    T. Karasawa, M. Hirai, Color center formation in KI and NaCl crystals by pulsed electron beam. J. Phys. Soc. Jpn. 39, 999 (1975)ADSCrossRefGoogle Scholar
  96. 96.
    R.A. Rymzhanov, N. Medvedev, J.H. O’Connell, A. Janse van Vuuren, V.A. Skuratov, A.E. Volkov, Recrystallization as the governing mechanism of ion track formation. Sci. Rep. 9, 3837 (2019)ADSCrossRefGoogle Scholar
  97. 97.
    H. Amekura. K. Narumi, A. Chiba, Y. Hirano, K. Yamada, D. Tsuya, S. Yamamoto, N. Okubo, N. Ishikawa, Y. Saitoh, C60 ions of 1 MeV are slow but elongate nanoparticles like swift heavy ions of hundreds MeV, Sci. Rep. 9, 14980 (2019)Google Scholar
  98. 98.
    A. Chiba, A. Usui, Y. Hirano, K. Yamada, K. Narumi, and Y. Saitoh, Novel approaches for intensifying negative C60 ion beams using conventional ion sources installed on a tandem accelerator. Quan. Beam. Sci. 4, 13 (2020)Google Scholar
  99. 99.
    Rang Li, K. Narumi, A. Chiba, Y. Hirano, D. Tsuya, S. Yamamoto, Y. Saitoh, N. Okubo, N. Ishikawa, C. Pang, F. Chen, H. Amekura, Matrix-material dependence on the elongation of embedded gold nanoparticles induced by 4 MeV C60 and 200 MeV Xe ion irradiation.

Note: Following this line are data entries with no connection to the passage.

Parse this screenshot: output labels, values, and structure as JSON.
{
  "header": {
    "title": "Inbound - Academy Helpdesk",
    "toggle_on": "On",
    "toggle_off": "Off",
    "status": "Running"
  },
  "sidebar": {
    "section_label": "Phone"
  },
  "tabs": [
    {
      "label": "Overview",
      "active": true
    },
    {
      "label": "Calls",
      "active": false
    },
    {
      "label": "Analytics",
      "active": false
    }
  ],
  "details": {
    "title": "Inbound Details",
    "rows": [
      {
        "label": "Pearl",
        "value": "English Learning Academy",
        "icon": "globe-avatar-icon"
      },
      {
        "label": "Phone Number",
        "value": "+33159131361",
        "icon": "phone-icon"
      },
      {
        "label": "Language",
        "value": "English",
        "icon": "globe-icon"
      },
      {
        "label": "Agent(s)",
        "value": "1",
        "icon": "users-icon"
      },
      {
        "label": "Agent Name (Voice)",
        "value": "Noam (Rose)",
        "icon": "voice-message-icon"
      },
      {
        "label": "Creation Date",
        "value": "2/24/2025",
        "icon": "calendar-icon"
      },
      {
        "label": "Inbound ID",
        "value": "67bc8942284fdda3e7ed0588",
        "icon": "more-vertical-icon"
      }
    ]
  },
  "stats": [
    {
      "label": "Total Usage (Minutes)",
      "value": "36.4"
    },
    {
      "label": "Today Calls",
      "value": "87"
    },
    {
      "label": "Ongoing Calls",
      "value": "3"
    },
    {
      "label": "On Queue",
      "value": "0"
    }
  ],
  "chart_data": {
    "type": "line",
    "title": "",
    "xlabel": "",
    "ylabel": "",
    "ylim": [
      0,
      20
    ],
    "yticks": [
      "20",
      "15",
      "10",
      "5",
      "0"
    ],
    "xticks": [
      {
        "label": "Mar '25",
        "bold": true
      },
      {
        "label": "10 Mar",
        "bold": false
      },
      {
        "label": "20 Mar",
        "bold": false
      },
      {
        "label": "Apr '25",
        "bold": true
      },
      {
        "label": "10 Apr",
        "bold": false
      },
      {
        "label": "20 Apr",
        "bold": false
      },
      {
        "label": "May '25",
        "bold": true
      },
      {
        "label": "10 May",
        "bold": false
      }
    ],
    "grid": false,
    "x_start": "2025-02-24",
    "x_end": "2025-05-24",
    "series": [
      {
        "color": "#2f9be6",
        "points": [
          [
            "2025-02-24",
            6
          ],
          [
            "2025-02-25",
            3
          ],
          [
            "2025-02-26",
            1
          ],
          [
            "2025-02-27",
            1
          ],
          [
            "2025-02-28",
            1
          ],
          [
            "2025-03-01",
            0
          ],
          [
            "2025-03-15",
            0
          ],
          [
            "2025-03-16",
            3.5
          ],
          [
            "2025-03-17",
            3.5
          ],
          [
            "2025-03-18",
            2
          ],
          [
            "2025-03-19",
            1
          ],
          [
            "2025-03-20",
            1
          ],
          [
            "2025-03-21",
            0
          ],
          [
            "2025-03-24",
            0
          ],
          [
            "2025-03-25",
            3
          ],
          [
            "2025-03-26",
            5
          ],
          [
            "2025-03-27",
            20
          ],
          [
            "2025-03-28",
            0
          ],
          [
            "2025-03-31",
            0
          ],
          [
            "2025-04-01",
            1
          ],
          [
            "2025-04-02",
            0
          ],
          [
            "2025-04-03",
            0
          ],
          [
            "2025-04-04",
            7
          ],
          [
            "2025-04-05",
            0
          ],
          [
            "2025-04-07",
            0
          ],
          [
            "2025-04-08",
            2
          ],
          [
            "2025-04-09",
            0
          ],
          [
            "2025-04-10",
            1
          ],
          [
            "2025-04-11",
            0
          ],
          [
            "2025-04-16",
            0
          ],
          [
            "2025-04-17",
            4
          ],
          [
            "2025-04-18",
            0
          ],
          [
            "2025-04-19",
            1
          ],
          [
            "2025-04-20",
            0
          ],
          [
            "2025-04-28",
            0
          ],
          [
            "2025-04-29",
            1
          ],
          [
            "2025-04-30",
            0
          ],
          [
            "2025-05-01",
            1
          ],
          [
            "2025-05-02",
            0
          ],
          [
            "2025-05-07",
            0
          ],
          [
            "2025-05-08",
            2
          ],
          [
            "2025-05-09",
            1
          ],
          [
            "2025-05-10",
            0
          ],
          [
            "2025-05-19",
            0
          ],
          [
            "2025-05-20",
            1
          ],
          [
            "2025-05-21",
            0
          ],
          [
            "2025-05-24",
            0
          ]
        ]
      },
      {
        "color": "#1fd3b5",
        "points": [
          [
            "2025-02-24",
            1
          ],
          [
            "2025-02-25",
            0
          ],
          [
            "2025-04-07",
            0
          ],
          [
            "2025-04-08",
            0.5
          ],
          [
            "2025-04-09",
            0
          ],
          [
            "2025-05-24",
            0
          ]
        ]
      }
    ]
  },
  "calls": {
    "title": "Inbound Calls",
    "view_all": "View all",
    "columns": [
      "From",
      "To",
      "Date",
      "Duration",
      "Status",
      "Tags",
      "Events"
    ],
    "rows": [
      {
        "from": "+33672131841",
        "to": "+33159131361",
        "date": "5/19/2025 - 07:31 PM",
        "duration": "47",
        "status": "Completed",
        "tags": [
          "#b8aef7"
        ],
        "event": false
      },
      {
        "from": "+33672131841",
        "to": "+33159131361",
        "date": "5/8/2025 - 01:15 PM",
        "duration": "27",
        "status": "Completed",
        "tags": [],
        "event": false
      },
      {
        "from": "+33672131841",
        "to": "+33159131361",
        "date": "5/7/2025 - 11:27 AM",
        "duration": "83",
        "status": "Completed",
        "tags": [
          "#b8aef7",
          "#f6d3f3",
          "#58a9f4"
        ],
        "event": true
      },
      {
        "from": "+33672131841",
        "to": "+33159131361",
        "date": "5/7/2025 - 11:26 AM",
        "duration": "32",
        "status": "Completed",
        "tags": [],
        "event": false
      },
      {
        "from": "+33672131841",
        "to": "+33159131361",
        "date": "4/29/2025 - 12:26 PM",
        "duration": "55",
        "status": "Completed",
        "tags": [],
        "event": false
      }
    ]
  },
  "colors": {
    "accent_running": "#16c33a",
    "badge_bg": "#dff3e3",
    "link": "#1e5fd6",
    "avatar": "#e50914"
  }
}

Nanotech. 31, 265606 (2020)Google Scholar

Copyright information

© The Editor(s) (if applicable) and The Author(s), under exclusive license to Springer Nature Singapore Pte Ltd. 2020

Authors and Affiliations

  1. 1.School of Physics, State Key Laboratory of Crystal MaterialsShandong UniversityJinanChina
  2. 2.Hydrogen Materials Engineering Group, Cryogenic Center for Liquid Hydrogen and Materials Science, Center for Green Research on Energy and Environmental MaterialsNational Institute for Materials ScienceTsukubaJapan

Personalised recommendations